When we first took a look at Chart Industries, Inc. (GTLS) in April, the stock was trading around $80.00 a share. The natural gas build-out is a very worthy investment theme going forward and equity market portfolios should have some exposure.
The oil and natural gas industry is a bright spot in today’s economy, and there is genuine economic growth being generated from this sector. With North America gushing with natural gas, the infrastructure necessary to process, transport, and store it is vast and represents a good investment opportunity.
Chart Industries is a company that manufactures specialized storage solutions for liquefied natural gas (LNG), petrochemical and natural gas processing, medical use gases, and related storage equipment. It’s a solid company with a good track record of managing its business.
Now that there is a push to move the glut of natural gas, there is growing demand for LNG processing plants. Chart Industries was recently awarded a contract to build a C100N liquefaction plant for Stabilis FHR Oilfield LNG LLC. The customer plans to use the processing plant to produce 100,000 gallons of LNG per day in the Eagle Ford Shale region in Texas.

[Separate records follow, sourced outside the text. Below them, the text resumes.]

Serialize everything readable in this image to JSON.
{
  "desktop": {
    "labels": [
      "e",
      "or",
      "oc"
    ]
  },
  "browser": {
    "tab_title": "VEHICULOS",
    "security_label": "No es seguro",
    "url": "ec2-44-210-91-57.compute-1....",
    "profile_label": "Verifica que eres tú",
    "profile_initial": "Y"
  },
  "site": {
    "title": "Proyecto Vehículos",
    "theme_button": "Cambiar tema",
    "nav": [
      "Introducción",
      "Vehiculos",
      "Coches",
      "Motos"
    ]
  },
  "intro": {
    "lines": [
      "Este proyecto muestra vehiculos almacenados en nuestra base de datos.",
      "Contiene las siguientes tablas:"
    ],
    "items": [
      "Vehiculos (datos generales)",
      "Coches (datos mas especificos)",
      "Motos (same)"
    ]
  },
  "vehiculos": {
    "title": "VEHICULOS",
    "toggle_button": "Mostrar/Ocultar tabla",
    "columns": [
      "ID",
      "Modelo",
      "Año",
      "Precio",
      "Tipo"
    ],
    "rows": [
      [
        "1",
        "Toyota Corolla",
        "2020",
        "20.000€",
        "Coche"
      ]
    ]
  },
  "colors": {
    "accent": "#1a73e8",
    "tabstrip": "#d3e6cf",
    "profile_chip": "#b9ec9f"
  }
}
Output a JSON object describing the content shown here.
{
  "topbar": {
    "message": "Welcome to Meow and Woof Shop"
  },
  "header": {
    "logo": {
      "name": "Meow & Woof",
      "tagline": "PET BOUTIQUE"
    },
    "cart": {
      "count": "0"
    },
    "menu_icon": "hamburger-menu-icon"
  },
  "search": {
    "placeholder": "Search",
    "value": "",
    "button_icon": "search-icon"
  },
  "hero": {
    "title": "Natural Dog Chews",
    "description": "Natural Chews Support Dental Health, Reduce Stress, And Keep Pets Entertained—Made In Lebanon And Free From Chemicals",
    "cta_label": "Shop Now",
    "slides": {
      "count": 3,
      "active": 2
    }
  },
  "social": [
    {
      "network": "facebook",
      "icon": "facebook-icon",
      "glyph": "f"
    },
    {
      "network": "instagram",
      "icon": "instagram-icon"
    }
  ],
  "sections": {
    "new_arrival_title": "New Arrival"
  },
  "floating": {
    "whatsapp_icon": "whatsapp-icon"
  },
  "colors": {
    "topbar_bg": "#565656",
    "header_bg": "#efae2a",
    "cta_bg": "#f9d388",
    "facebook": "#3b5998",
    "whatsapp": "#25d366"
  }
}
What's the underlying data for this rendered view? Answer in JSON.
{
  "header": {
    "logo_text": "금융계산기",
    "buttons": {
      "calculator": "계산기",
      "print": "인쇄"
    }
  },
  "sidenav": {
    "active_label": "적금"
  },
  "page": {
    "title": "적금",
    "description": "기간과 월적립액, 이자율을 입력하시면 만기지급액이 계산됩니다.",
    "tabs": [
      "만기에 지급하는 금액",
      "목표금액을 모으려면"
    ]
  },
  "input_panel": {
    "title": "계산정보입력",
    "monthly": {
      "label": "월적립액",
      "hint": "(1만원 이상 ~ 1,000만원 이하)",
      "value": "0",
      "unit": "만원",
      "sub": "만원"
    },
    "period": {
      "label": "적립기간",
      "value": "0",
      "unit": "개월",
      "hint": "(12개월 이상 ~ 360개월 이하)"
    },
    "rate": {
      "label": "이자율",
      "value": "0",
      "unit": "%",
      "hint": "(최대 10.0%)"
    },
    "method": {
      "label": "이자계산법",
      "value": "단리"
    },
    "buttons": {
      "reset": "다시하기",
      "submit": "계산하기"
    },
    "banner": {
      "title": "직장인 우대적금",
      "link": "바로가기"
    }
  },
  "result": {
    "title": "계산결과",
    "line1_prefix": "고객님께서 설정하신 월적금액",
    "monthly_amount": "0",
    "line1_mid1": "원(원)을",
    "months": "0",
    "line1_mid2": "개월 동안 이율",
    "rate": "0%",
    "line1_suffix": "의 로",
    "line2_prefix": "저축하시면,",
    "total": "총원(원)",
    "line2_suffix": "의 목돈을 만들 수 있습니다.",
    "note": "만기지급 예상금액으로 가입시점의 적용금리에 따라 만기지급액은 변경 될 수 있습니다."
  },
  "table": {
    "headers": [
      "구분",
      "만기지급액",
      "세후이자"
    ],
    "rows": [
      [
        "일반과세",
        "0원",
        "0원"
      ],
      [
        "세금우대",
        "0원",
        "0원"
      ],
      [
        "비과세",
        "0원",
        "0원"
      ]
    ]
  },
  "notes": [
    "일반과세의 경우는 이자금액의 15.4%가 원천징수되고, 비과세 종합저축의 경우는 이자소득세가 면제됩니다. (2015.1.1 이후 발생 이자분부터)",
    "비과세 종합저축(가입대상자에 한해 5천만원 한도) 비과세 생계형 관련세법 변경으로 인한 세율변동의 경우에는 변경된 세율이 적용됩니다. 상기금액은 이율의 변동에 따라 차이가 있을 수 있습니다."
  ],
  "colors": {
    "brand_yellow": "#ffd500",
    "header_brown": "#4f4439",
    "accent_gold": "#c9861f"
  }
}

Chart Industries said that Stabilis will likely order four additional LNG liquefaction plants, which can produce either 100,000 gallons or 250,000 gallons per day. Chart Industries has already reserved manufacturing time slots for these additional processing plants.
Back in July, the company won an additional order from Kunlun Energy Investment, which is a wholly owned subsidiary of PetroChina Company Limited’s (PTR) Kunlun Energy Limited for self-contained LNG station modules. The latest order was over $50.0 million, and that is on top of a $45.0-million order from the same customer in April. This is the third order over the last few quarters from PetroChina; the most recent was not included in the company’s 2013 second-quarter order backlog.
Chart Industries is a mature manufacturing company (it also makes cryogenic systems that can freeze down to absolute zero or -459 degrees Fahrenheit), and its order backlog is a very important financial metric. (See “Consumers Vulnerable as Oil Earnings Flourish.”)
The company has made some acquisitions lately, which have boosted revenues, but it’s very apparent in the company’s financial documents that revenues related to natural gas and LNG applications are growing. Orders related to distribution and storage products in the second quarter of 2013 were $222 million compared to $133 million in the first quarter of this year, which is a big deal.
Monetary policy is still the major arbiter for the stock market, but what a company reports about its operations can be used as a predictor. I think the oil and natural gas build-out is an investment theme with real staying power, possibly even for the rest of this decade. Equity investors could do well with some exposure to this market sector.
The production glut continues, which is why distribution and storage is such a strong theme for true business growth. I still view natural gas as a great multiyear buy low/sell high investment opportunity.